Stored data entries
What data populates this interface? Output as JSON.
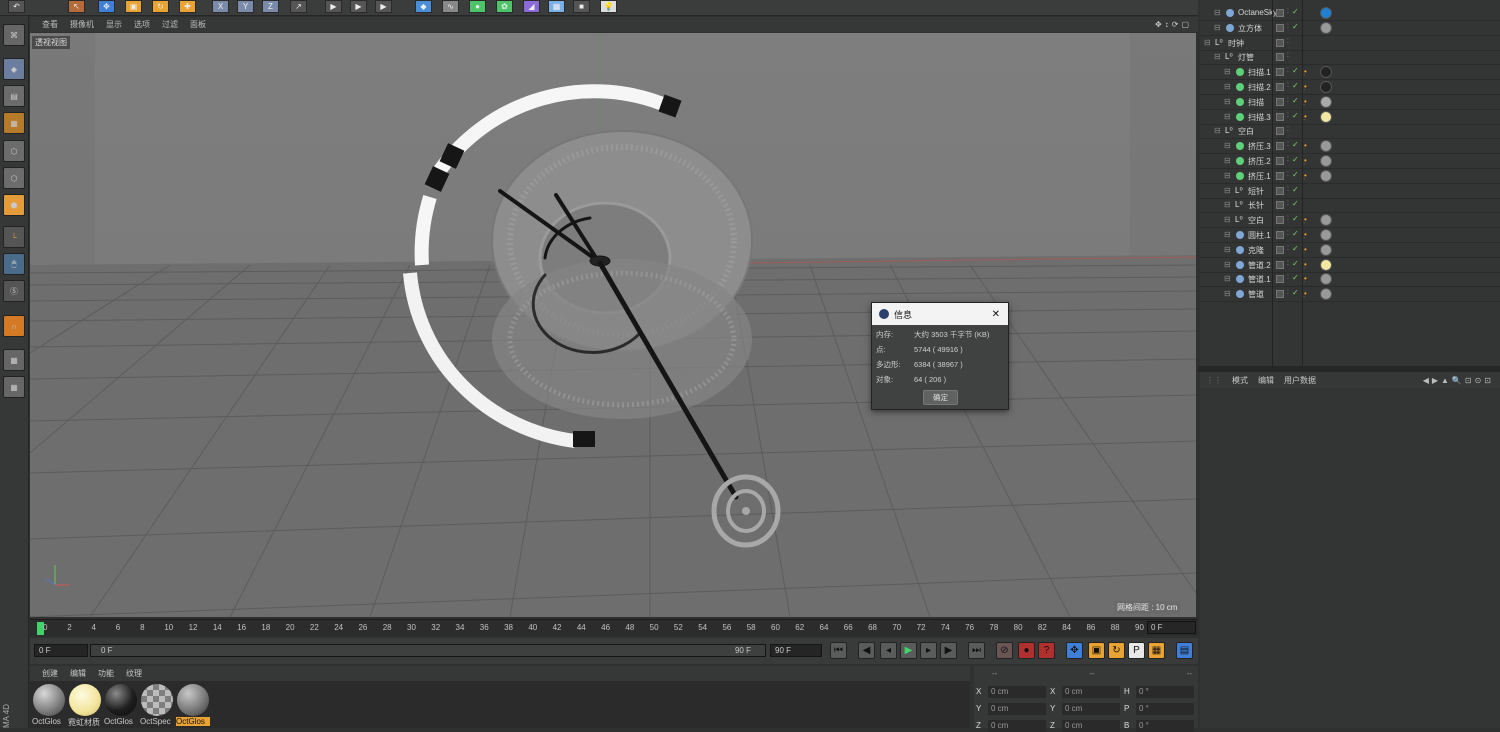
{
  "viewport": {
    "menu": [
      "查看",
      "摄像机",
      "显示",
      "选项",
      "过滤",
      "面板"
    ],
    "view_name": "透视视图",
    "grid_spacing": "网格间距 : 10 cm"
  },
  "dialog": {
    "title": "信息",
    "rows": [
      {
        "key": "内存:",
        "value": "大约 3503 千字节 (KB)"
      },
      {
        "key": "点:",
        "value": "5744 ( 49916 )"
      },
      {
        "key": "多边形:",
        "value": "6384 ( 38967 )"
      },
      {
        "key": "对象:",
        "value": "64 ( 206 )"
      }
    ],
    "ok_label": "确定",
    "close_glyph": "✕"
  },
  "timeline": {
    "ticks": [
      "0",
      "2",
      "4",
      "6",
      "8",
      "10",
      "12",
      "14",
      "16",
      "18",
      "20",
      "22",
      "24",
      "26",
      "28",
      "30",
      "32",
      "34",
      "36",
      "38",
      "40",
      "42",
      "44",
      "46",
      "48",
      "50",
      "52",
      "54",
      "56",
      "58",
      "60",
      "62",
      "64",
      "66",
      "68",
      "70",
      "72",
      "74",
      "76",
      "78",
      "80",
      "82",
      "84",
      "86",
      "88",
      "90"
    ],
    "current_frame": "0 F",
    "start": "0 F",
    "range_start": "0 F",
    "range_end": "90 F",
    "end": "90 F"
  },
  "materials": {
    "menu": [
      "创建",
      "编辑",
      "功能",
      "纹理"
    ],
    "items": [
      {
        "label": "OctGlos",
        "color": "#8a8a8a"
      },
      {
        "label": "霓虹材质",
        "color": "#f4e9a0"
      },
      {
        "label": "OctGlos",
        "color": "#1c1c1c"
      },
      {
        "label": "OctSpec",
        "color": "#b5b5b5"
      },
      {
        "label": "OctGlos",
        "color": "#7a7a7a",
        "selected": true
      }
    ],
    "side_label": "MA 4D"
  },
  "coords": {
    "header": [
      "--",
      "--",
      "--"
    ],
    "rows": [
      [
        {
          "l": "X",
          "v": "0 cm"
        },
        {
          "l": "X",
          "v": "0 cm"
        },
        {
          "l": "H",
          "v": "0 °"
        }
      ],
      [
        {
          "l": "Y",
          "v": "0 cm"
        },
        {
          "l": "Y",
          "v": "0 cm"
        },
        {
          "l": "P",
          "v": "0 °"
        }
      ],
      [
        {
          "l": "Z",
          "v": "0 cm"
        },
        {
          "l": "Z",
          "v": "0 cm"
        },
        {
          "l": "B",
          "v": "0 °"
        }
      ]
    ]
  },
  "objects": [
    {
      "name": "OctaneSky",
      "indent": 1,
      "icon": "#7fa7d6",
      "tag": "#1f7fd1"
    },
    {
      "name": "立方体",
      "indent": 1,
      "icon": "#7fa7d6",
      "tag": "#999"
    },
    {
      "name": "时钟",
      "indent": 0,
      "icon": "null",
      "tag": ""
    },
    {
      "name": "灯管",
      "indent": 1,
      "icon": "null",
      "tag": ""
    },
    {
      "name": "扫描.1",
      "indent": 2,
      "icon": "#5fd07a",
      "tag": "#222"
    },
    {
      "name": "扫描.2",
      "indent": 2,
      "icon": "#5fd07a",
      "tag": "#222"
    },
    {
      "name": "扫描",
      "indent": 2,
      "icon": "#5fd07a",
      "tag": "#aaa"
    },
    {
      "name": "扫描.3",
      "indent": 2,
      "icon": "#5fd07a",
      "tag": "#f3e8a2"
    },
    {
      "name": "空白",
      "indent": 1,
      "icon": "null",
      "tag": ""
    },
    {
      "name": "挤压.3",
      "indent": 2,
      "icon": "#5fd07a",
      "tag": "#999"
    },
    {
      "name": "挤压.2",
      "indent": 2,
      "icon": "#5fd07a",
      "tag": "#999"
    },
    {
      "name": "挤压.1",
      "indent": 2,
      "icon": "#5fd07a",
      "tag": "#999"
    },
    {
      "name": "短针",
      "indent": 2,
      "icon": "null",
      "tag": ""
    },
    {
      "name": "长针",
      "indent": 2,
      "icon": "null",
      "tag": ""
    },
    {
      "name": "空白",
      "indent": 2,
      "icon": "null",
      "tag": "#999"
    },
    {
      "name": "圆柱.1",
      "indent": 2,
      "icon": "#7fa7d6",
      "tag": "#999"
    },
    {
      "name": "克隆",
      "indent": 2,
      "icon": "#7fa7d6",
      "tag": "#999"
    },
    {
      "name": "管道.2",
      "indent": 2,
      "icon": "#7fa7d6",
      "tag": "#f3e8a2"
    },
    {
      "name": "管道.1",
      "indent": 2,
      "icon": "#7fa7d6",
      "tag": "#999"
    },
    {
      "name": "管道",
      "indent": 2,
      "icon": "#7fa7d6",
      "tag": "#999"
    }
  ],
  "attributes": {
    "menu": [
      "模式",
      "编辑",
      "用户数据"
    ]
  }
}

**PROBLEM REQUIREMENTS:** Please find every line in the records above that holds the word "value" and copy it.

**ANSWER FOR THIS EXERCISE:**
        "value": "大约 3503 千字节 (KB)"
        "value": "5744 ( 49916 )"
        "value": "6384 ( 38967 )"
        "value": "64 ( 206 )"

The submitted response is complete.